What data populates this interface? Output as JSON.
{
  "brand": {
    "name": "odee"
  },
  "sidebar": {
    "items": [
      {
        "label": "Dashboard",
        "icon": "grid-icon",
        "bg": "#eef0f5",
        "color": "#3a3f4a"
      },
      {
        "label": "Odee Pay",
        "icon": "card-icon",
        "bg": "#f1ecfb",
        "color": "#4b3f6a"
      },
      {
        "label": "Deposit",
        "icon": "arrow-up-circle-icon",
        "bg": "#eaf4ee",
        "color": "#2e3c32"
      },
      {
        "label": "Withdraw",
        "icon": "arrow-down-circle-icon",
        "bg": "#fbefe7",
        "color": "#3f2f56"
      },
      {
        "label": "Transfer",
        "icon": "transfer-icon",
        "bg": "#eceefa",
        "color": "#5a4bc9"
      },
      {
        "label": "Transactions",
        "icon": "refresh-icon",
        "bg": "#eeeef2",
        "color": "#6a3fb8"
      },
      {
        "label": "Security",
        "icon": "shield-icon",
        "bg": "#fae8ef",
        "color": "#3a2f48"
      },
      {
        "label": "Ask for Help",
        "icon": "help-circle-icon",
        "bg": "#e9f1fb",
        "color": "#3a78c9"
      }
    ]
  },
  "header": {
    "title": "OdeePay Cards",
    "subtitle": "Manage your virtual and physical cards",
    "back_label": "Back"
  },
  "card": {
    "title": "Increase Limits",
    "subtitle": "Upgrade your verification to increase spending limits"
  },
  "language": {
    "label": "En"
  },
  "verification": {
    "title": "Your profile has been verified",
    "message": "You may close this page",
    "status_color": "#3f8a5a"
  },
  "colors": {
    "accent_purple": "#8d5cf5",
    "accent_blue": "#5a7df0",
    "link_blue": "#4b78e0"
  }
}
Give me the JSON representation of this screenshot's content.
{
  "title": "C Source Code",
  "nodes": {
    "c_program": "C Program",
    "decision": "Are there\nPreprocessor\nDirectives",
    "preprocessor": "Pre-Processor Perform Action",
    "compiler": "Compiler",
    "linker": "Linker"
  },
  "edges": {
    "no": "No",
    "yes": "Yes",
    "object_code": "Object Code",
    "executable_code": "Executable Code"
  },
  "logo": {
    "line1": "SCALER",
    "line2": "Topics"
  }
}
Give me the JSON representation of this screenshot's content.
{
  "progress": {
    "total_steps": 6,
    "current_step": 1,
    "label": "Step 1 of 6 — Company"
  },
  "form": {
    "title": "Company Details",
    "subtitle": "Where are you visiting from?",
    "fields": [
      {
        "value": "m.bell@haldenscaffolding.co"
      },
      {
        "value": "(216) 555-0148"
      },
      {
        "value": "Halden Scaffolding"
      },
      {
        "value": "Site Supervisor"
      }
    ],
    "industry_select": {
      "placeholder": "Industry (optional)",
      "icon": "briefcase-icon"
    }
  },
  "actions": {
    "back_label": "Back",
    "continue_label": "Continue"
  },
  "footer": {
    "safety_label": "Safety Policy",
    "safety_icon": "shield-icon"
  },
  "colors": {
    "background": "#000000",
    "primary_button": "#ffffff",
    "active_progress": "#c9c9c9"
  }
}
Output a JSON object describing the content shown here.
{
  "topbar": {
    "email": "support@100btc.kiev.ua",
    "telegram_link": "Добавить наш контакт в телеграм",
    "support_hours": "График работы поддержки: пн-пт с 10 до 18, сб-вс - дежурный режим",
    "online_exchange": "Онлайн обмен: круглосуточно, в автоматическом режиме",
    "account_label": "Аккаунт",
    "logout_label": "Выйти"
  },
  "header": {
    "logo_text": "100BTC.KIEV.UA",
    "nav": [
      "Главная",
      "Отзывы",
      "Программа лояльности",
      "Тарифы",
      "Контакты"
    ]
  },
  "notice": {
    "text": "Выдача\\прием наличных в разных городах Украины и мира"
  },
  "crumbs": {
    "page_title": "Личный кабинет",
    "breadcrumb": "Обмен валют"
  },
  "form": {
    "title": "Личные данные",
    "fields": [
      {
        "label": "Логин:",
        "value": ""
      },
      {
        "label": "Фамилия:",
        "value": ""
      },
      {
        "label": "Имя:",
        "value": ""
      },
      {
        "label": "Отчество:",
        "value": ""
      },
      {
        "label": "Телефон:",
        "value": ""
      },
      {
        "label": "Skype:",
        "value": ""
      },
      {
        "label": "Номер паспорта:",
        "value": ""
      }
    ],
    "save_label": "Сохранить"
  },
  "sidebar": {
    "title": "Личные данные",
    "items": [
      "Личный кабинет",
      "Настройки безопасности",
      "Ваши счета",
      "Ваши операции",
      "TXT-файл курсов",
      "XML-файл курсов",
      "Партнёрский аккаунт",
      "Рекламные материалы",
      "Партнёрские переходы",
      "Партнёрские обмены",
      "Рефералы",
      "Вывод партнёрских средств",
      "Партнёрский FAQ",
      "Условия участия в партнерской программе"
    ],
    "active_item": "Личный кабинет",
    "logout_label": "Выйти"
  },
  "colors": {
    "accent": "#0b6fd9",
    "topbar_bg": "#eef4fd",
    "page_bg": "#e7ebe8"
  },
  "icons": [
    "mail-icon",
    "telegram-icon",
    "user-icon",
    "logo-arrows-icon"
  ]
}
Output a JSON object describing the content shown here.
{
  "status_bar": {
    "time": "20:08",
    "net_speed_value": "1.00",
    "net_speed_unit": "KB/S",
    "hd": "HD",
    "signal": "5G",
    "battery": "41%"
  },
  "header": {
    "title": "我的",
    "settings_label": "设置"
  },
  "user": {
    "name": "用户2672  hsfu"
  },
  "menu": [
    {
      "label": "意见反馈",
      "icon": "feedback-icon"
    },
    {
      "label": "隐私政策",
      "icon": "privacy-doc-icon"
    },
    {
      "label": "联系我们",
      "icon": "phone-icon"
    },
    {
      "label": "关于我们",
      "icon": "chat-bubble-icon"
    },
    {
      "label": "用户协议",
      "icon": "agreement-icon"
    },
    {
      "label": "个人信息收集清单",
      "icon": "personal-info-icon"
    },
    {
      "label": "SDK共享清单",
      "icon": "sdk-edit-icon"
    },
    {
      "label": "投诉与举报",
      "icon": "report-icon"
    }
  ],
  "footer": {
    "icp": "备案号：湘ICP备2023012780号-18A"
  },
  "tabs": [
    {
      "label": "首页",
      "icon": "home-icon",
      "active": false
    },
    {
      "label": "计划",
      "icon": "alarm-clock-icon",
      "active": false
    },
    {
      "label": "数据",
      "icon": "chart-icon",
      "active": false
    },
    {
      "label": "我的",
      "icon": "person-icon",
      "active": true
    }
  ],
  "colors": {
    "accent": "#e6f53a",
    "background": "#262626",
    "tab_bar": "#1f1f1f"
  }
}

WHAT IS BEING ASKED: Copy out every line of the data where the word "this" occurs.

ANSWER SECTION:
What data populates this interface? Output as JSON.
    "message": "You may close this page",
Give me the JSON representation of this screenshot's content.
Give me the JSON representation of this screenshot's content.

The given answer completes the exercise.